Aayushi Gupta is a student in fine arts with a particular interest in critical writing on photography. Her research is primarily interdisciplinary between photography, literature and philosophy. Her key concerns are understanding the evolution of various forms that media-based technologies have led to since their introduction to society and further speculating what the future of photography will be, now that the digital image and Web 2.0 are overpowering various photographic practices.
Natalia Țurcan was born in Chișinău, Republic of Moldova. She studied philology at The State University of Moldova and specialised in Romanian and Greek languages. Natalia Țurcan is also editor at the National Radio of Moldova, where she has been working for more than 10 years in the Department of Children and Teens, realising two programs on air and many shows and radio theatre pieces (writing, performing, and producing). Now she is studying for her master's degree in learning society, multimedia, and show at the University of Bucharest, Center of Excellence in Study of Image. Her passions are theatre, music, and foreign languages.
My favorite part of the conference experience was meeting my fellow Graduate Scholars. We're at approximately the same stage in our academic careers and everyone is doing fascinating work."
Presenting my paper to an interdiciplinary audience and recieving their feedback has provided me with valuable input into the ways of approaching my future research."

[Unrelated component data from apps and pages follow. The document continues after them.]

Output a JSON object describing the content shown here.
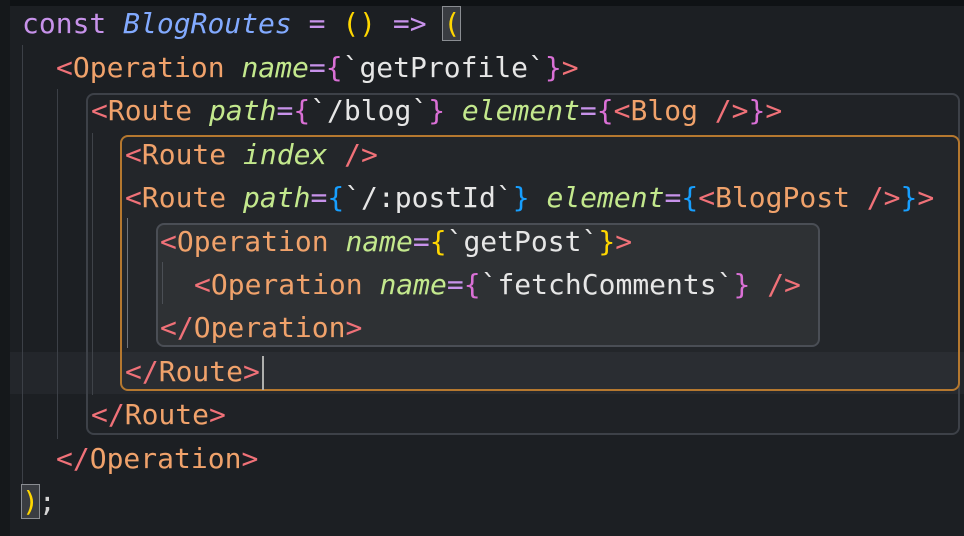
{
  "editor": {
    "lines": [
      {
        "id": "l1",
        "tokens": [
          "const",
          "BlogRoutes",
          "=",
          "()",
          "=>",
          "("
        ]
      },
      {
        "id": "l2",
        "text": "<Operation name={`getProfile`}>"
      },
      {
        "id": "l3",
        "text": "<Route path={`/blog`} element={<Blog />}>"
      },
      {
        "id": "l4",
        "text": "<Route index />"
      },
      {
        "id": "l5",
        "text": "<Route path={`/:postId`} element={<BlogPost />}>"
      },
      {
        "id": "l6",
        "text": "<Operation name={`getPost`}>"
      },
      {
        "id": "l7",
        "text": "<Operation name={`fetchComments`} />"
      },
      {
        "id": "l8",
        "text": "</Operation>"
      },
      {
        "id": "l9",
        "text": "</Route>"
      },
      {
        "id": "l10",
        "text": "</Route>"
      },
      {
        "id": "l11",
        "text": "</Operation>"
      },
      {
        "id": "l12",
        "text": ");"
      }
    ],
    "tokens": {
      "const": "const",
      "blog_routes": "BlogRoutes",
      "eq": "=",
      "parens": "()",
      "arrow": "=>",
      "open_paren": "(",
      "close_paren": ")",
      "semicolon": ";",
      "lt": "<",
      "lt_slash": "</",
      "gt": ">",
      "self_close": "/>",
      "operation": "Operation",
      "route": "Route",
      "blog": "Blog",
      "blog_post": "BlogPost",
      "name_attr": "name",
      "path_attr": "path",
      "element_attr": "element",
      "index_attr": "index",
      "lbrace": "{",
      "rbrace": "}",
      "backtick": "`",
      "get_profile": "getProfile",
      "blog_path": "/blog",
      "post_id_path": "/:postId",
      "get_post": "getPost",
      "fetch_comments": "fetchComments"
    }
  },
  "colors": {
    "keyword": "#c792ea",
    "function_name": "#82aaff",
    "tag_bracket": "#f07178",
    "tag_name": "#f0a26b",
    "attribute": "#c3e88d",
    "bracket_yellow": "#ffd700",
    "bracket_purple": "#da70d6",
    "bracket_blue": "#179fff",
    "highlight_box_outer": "#3d4148",
    "highlight_box_orange": "#b5782f",
    "highlight_box_inner": "#4a4e55"
  }
}
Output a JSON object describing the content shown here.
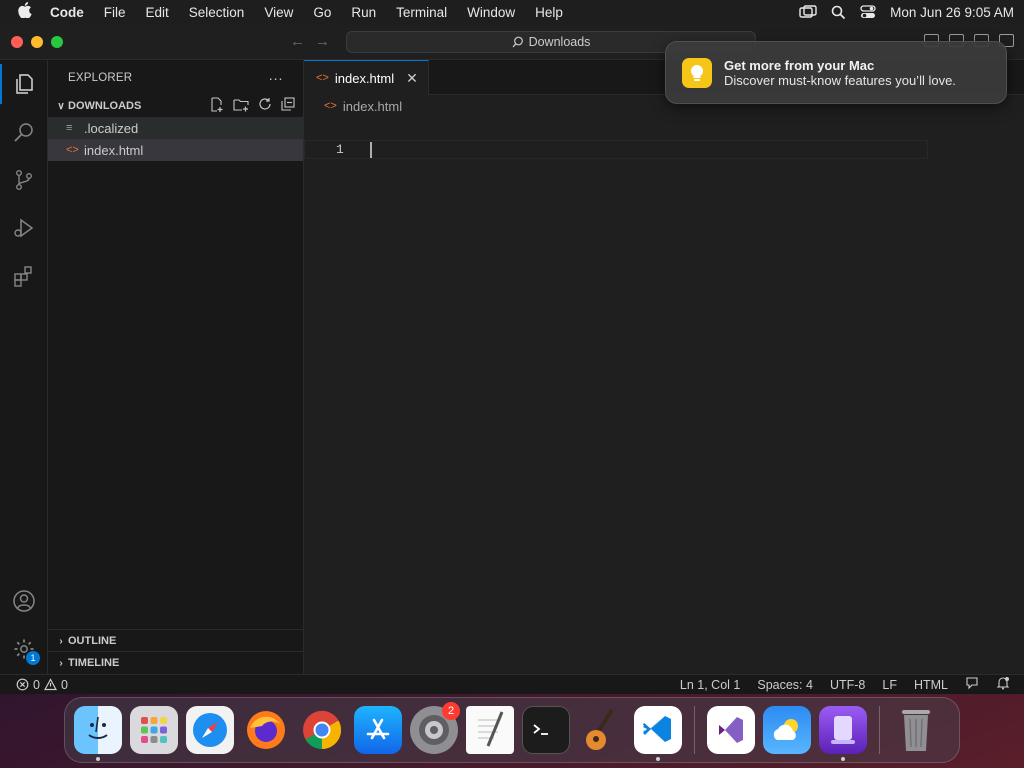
{
  "menubar": {
    "app_name": "Code",
    "items": [
      "File",
      "Edit",
      "Selection",
      "View",
      "Go",
      "Run",
      "Terminal",
      "Window",
      "Help"
    ],
    "clock": "Mon Jun 26  9:05 AM"
  },
  "titlebar": {
    "search_label": "Downloads"
  },
  "sidebar": {
    "title": "EXPLORER",
    "more": "···",
    "folder": "DOWNLOADS",
    "files": [
      ".localized",
      "index.html"
    ],
    "outline": "OUTLINE",
    "timeline": "TIMELINE"
  },
  "activity": {
    "settings_badge": "1"
  },
  "editor": {
    "tab_label": "index.html",
    "breadcrumb": "index.html",
    "line_number": "1"
  },
  "statusbar": {
    "errors": "0",
    "warnings": "0",
    "position": "Ln 1, Col 1",
    "spaces": "Spaces: 4",
    "encoding": "UTF-8",
    "eol": "LF",
    "language": "HTML"
  },
  "notification": {
    "title": "Get more from your Mac",
    "body": "Discover must-know features you’ll love."
  },
  "dock": {
    "settings_badge": "2",
    "apps": [
      "finder",
      "launchpad",
      "safari",
      "firefox",
      "chrome",
      "app-store",
      "system-settings",
      "textedit",
      "terminal",
      "garageband",
      "vscode",
      "visual-studio",
      "weather",
      "simulator",
      "trash"
    ]
  }
}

I really loved being an active participant in the operational side of the conference. It made this conference stand out for me in comparison with other conferences at which I have attended and presented papers."